Victor Davis Hanson has an absolutely spot-on take on the evolution of Trumpism into Deplorablism:
So what drives deplorablism?
It is not so much an ideological or even political movement as it is a spiritual and psychological frame of mind that is fed up with hypocrisies of the proverbial establishment, bicoastal cultural elites, and the deep administrative state.
Deplorables grew furious as amnesty Democrats and especially corporate Republicans preached about the values of open borders and unchecked illegal immigration—but never quite experienced first-hand the effects their policies had on distant others. Influential advocates of lax border security tended to put their kids in private schools, lived in mostly apartheid communities, saw illegal aliens largely as cheap labor and personal servants, did not have any personal desire to live among, befriend, tutor or mentor those they championed—and assuaged their guilt by blasting their own fellow conservative with charges of xenophobia and nativism.

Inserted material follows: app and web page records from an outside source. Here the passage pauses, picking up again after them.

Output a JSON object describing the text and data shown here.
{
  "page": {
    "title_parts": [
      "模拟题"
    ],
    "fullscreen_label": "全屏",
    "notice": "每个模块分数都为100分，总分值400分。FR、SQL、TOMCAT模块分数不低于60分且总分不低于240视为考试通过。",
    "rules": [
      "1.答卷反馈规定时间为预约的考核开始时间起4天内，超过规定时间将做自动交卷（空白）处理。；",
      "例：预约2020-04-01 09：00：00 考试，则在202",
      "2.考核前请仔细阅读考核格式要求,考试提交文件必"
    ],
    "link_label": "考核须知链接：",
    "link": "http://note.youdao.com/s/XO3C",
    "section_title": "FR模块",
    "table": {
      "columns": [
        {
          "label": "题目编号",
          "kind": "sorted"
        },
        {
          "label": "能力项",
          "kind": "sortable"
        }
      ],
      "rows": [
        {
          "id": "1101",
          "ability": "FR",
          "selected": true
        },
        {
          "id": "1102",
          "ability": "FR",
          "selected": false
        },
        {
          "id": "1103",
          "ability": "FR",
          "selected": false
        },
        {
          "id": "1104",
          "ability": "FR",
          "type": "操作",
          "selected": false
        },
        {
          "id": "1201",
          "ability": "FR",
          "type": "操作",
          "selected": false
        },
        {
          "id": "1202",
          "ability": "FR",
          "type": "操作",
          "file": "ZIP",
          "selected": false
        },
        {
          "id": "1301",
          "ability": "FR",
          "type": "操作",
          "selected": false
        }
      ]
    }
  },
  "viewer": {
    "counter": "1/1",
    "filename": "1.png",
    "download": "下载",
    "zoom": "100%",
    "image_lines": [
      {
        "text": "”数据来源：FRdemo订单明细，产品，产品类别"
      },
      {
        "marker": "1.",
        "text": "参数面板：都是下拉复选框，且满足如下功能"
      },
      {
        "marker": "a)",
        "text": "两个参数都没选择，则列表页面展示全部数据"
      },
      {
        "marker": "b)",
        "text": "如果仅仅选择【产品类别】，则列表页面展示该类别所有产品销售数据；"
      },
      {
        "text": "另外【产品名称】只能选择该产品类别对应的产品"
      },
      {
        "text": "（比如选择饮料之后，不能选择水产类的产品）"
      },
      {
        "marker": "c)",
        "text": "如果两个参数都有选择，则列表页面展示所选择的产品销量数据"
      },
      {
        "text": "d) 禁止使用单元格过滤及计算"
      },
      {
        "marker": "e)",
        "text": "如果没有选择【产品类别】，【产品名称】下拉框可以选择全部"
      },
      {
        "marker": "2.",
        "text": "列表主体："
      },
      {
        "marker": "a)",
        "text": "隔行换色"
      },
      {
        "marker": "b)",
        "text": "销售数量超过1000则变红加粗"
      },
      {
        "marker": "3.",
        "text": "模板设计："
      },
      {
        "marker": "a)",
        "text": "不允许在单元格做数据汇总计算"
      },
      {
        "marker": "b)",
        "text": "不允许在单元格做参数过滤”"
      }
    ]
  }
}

The deplorables were further enraged about national security that was never defined as predicated first on American interests abroad and at home. Nothing was more surreal than to read Vanity Fair in 2006 and learn that many of the architects of the Iraq War had bailed on the war in mediis rebus. Yet some of such critics had called for a preemptive strike against Iraq as early as the mid-1990s, during the Clinton Administration, as part of the Project for the New American Century agenda of preemptive war.
Finally, the deplorables grew weary with sober and judicious Marquis of Queensberry campaigning rules. Republicans had been losing nobly on the national level with presidential candidates who had not achieved 51 percent of the vote since 1988 and had lost the popular votes in five out of the last six elections—even as Republicans made substantial gains in Congressional, state, and local offices.
Trump may have done no better in the popular vote and may have won ugly, but he won nonetheless against the odds and for now, showed that past political appeasement had done no better than fiery deterrence.
In sum, “deplorablism” is mostly a style. The Trump agenda so far is mostly mainstream 20th-century Republicanism. To the degree it is not seen as such on trade, immigration, and foreign policy, it may be that it is far more traditionally conservative than what had become the de facto position of the 21st-century Republican Party.
The departure from conservatism is not what the once liberal Democrat Trump has done since January, but what those who oppose him might likely do in his place.
Read the whole thing here.